Appendix 1 PLANNED INVESTMENT AND PROJECTED LEVELS OF PRODUCTION AND EMPLOYMENT IN AQUACULTURE IN GREECE
Appendix 2 A FRAMEWORK FOR PUBLIC AND PRIVATE SECTOR ACTIVITY IN AQUACULTURE IN GREECE
Aquaculture is the farming of aquatic animals and plants. It implies some form of intervention to enhance natural production, and hence some form of ownership of the stock being cultivated. Production systems in aquaculture vary with the species cultivated and the aquatic environment within which cultivation takes place.
Various benefits are derived from aquaculture, the principal ones being production of food for human consumption, the creation of commercial business opportunities and jobs, and an increase in exports or the substitution of imports of fish and fish products by local production.
On a global level, aquaculture is based mainly on low-intensity production in freshwater and brackish water environments. The general demand for the industry's products is strong and is likely to remain so.
In Greece, present production is based on extensive and intensive systems in freshwater and brackish water environments. Annual production amounts to approximately 7 000 t, for a value of Dr 2 700 million, and there is considerable potential for increase: the official target of 20 000 t by the year 2000 is attainable.
For some species, the main barriers to increased production are in the field of marketing; for other species, there are technological problems.
Planning and coordinating for development
A national plan for the development of marine and inland aquaculture in Greece is presented. The plan provides a formal structure for coordination and identifies some current weaknesses; it gives information and advice, and identifies priorities for action, both generally and in specific areas. The plan deals with both the public and private sectors, and their interrelationship.
The Government will invest in the expansion of aquaculture, with the aim of achieving real social and economic advantages for the community.
Cooperation in, and the coordination of, this development effort will require various organizations and individuals to play different roles. This national development plan accordingly proposes a framework for public and private sector activity.
The national plan is based on a series of studies conducted during 1987 by UNDP/FAO, in collaboration with the national authorities and the private sector.
These studies provide detailed advice and information on:
Market and product development
Lagoon development and management
Trout and carp culture
Fish feed technology and fish nutrition
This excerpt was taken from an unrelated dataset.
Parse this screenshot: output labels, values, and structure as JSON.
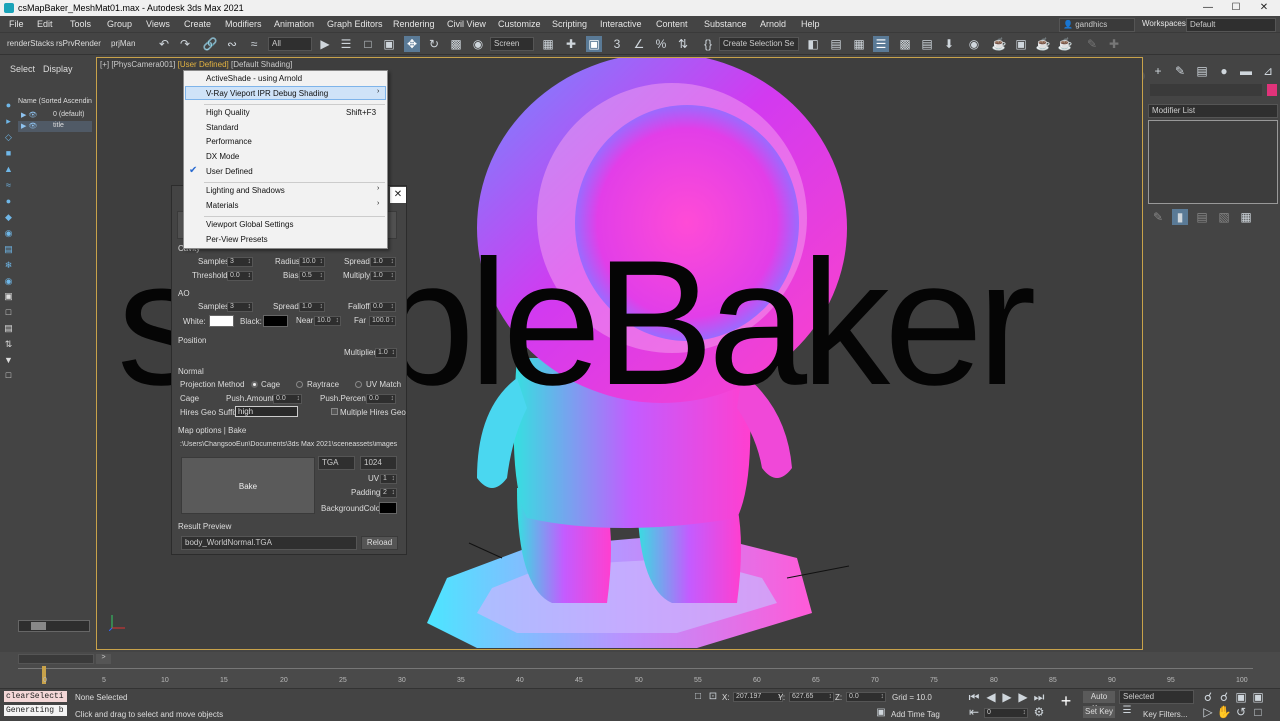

A permanent coordination committee with powers to promote aquaculture development in Greece will be appointed. The committee will include representatives of the ministries directly involved in aquaculture support, representatives of national banks, of professional services and of both cooperative and private producers.
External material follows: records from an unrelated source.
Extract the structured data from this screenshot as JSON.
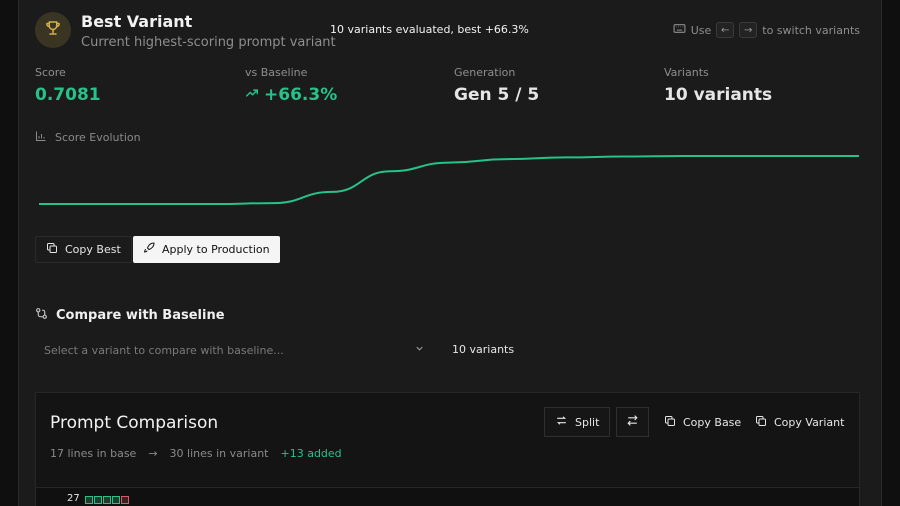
{
  "header": {
    "title": "Best Variant",
    "subtitle": "Current highest-scoring prompt variant",
    "summary": "10 variants evaluated, best +66.3%",
    "hint": {
      "use": "Use",
      "key_left": "←",
      "key_right": "→",
      "suffix": "to switch variants"
    }
  },
  "stats": [
    {
      "label": "Score",
      "value": "0.7081"
    },
    {
      "label": "vs Baseline",
      "value": "+66.3%"
    },
    {
      "label": "Generation",
      "value": "Gen 5 / 5"
    },
    {
      "label": "Variants",
      "value": "10 variants"
    }
  ],
  "chart_data": {
    "type": "line",
    "title": "Score Evolution",
    "xlabel": "",
    "ylabel": "",
    "grid": false,
    "values": [
      0.43,
      0.43,
      0.43,
      0.43,
      0.435,
      0.5,
      0.62,
      0.67,
      0.69,
      0.7,
      0.705,
      0.708,
      0.7081,
      0.7081,
      0.7081
    ],
    "color": "#26c28a"
  },
  "actions": {
    "copy_best": "Copy Best",
    "apply": "Apply to Production"
  },
  "compare": {
    "title": "Compare with Baseline",
    "select_placeholder": "Select a variant to compare with baseline...",
    "variant_count": "10 variants"
  },
  "prompt_comparison": {
    "title": "Prompt Comparison",
    "base_lines": "17 lines in base",
    "arrow": "→",
    "variant_lines": "30 lines in variant",
    "added": "+13 added",
    "split_label": "Split",
    "copy_base": "Copy Base",
    "copy_variant": "Copy Variant",
    "line_number": "27"
  },
  "colors": {
    "accent": "#26c28a",
    "background": "#1b1b1b",
    "gold": "#d8b04a"
  }
}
The work of the committee will be supported by an aquaculture information service capable of reaching all sectors of the industry and meeting their needs. Further information on aquaculture is available from various sources, and links with these will be established.
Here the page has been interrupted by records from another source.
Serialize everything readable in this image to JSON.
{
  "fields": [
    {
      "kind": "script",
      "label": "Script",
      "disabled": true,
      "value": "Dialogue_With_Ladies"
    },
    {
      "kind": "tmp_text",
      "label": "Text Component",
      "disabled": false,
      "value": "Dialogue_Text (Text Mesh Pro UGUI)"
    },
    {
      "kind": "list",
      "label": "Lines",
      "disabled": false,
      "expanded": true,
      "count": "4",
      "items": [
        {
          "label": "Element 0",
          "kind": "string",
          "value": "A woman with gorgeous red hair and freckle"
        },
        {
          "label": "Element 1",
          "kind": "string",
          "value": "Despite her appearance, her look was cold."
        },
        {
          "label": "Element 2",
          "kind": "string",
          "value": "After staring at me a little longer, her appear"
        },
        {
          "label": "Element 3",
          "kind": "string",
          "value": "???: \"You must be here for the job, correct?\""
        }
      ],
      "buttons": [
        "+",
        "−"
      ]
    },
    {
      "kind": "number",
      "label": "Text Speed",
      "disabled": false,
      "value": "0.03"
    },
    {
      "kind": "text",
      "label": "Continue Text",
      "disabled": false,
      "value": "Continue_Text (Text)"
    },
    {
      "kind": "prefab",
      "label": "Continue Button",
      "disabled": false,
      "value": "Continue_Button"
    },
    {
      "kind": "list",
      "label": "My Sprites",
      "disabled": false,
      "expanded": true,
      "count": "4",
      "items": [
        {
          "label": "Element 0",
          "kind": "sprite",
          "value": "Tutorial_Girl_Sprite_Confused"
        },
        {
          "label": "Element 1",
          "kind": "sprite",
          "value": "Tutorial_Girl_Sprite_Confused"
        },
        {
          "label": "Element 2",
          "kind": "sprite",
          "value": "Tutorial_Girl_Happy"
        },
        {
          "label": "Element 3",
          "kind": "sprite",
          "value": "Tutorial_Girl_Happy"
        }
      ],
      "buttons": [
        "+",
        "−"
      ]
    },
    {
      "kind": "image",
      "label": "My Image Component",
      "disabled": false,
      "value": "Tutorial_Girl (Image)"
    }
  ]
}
In the development of marine aquaculture, priority will be given to the utilization of the existing natural resources of wild fry and juvenile fish. Marine hatcheries, to provide further support to these industries, will be developed gradually.
Other important areas where action is needed include:
the development of cost-effective, realistic official strategies for the investment of public monies;
the decentralization of aquaculture support services, and the promotion of regional initiatives;
simplifying procedures for acquiring grants and loans;
streamlining the procedures for licensing;
support for applied research in aquaculture;
further investment in the processing and distribution infrastructure;
the involvement of cooperatives in aquaculture development;
encouraging and assisting producers to organize themselves for better production, marketing and quality control;
the provision to the industry of regular market information;
improved extension services and training;
disease control, through legislation and the provision of veterinary services;
the development of expertise in hatchery management; and